This is how God's election and predestination work; His will is satisfied by His choice. It works perfectly for Him because He is perfect. It does not always work this way for us for many reasons. For example, human will is not always reliable: we do not know what we want, or if what we want is good for us (for example, ice cream is too fattening, there may be no bananas that day or the Dairy Queen is closed for repairs). I have no way of knowing these things so my foreknowledge is limited.

God, however, has exercised His will in perfect accord with His justice and mercy. What He wants for us is perfect, loving and gracious. God's choice/election is also perfect. He chooses Christ who cannot fail in accomplishing God's will and fulfilling His foreknowledge.

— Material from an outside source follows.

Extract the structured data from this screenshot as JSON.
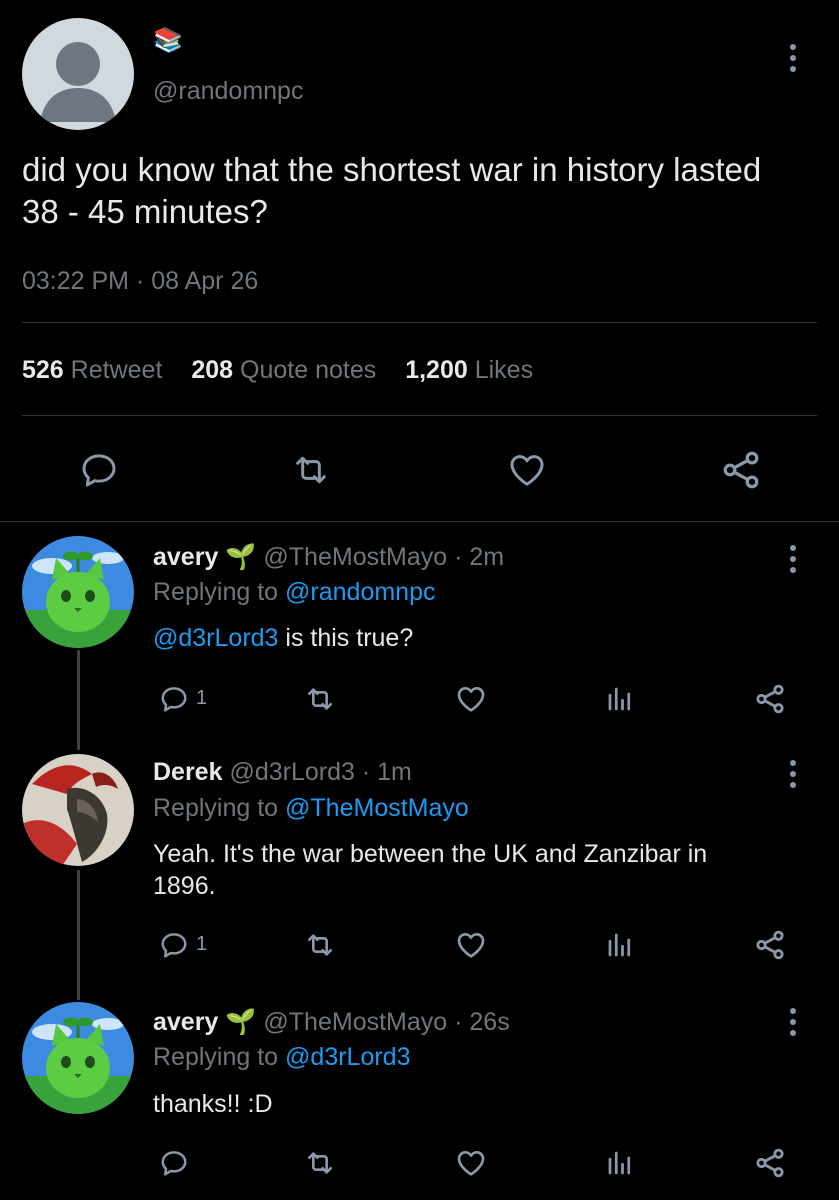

Our faith is based on the sureness of God's election and predestination. If He chooses Christ to save us, Christ will succeed in that task. If His knowledge says that all who are united to Christ by faith expressed in repentance and baptism will be saved, then those who believe in Jesus and are baptized will be saved.

God knows for sure that His plan to reconcile us through Christ will work. He does not force us to choose, He does not make the choice for us. We do the choosing to believe and obey, or not. Our spiritual destiny is in our own hands. God merely knows the results because He is eternal and guarantees us eternal life with Him if we choose Christ, the one He has chosen and guaranteed to save us.


Election - This is a Christ centered doctrine, not man centered. God chooses Christ, not men. The only people He chooses are chosen to serve His plan, not chosen for salvation. Some chose to serve, others refused, but the choice to serve was theirs.

Predestination - This refers to a divine characteristic of God wherein He knows in advance the end result of choices He has made, as well as the choices we have made. He knows the results, but he does not force us to choose.

These are comforting teachings because they assure us that the choices God calls on us to make are based on His limitless and loving foreknowledge.

Discussion Questions

  1. Summarize the following three doctrines:
    1. Original goodness
    2. The fall of man through sin
    3. Reconciliation to God through Jesus Christ
  2. What is meant by the word "election" and how did God use election to reconcile us to Him?
  3. Summarize the verses below that support that God has chosen Christ through whom he desires to save all men.
    1. I Timothy 2:4-5
    2. I Peter 2:4
    3. Hebrews 10:5-7
    4. Matthew 28:18-19 / Mark 16:16
    5. Galatians 3:26-27
    6. Ephesians 1:3-4
  4. Summarize the erroneous teaching of Predestination.
  5. How does Romans 8:29 and Ephesians 1:5 explain the correct teaching on Predestination.
  6. How can you use this lesson to grow spiritually and help others come into a relationship with Jesus?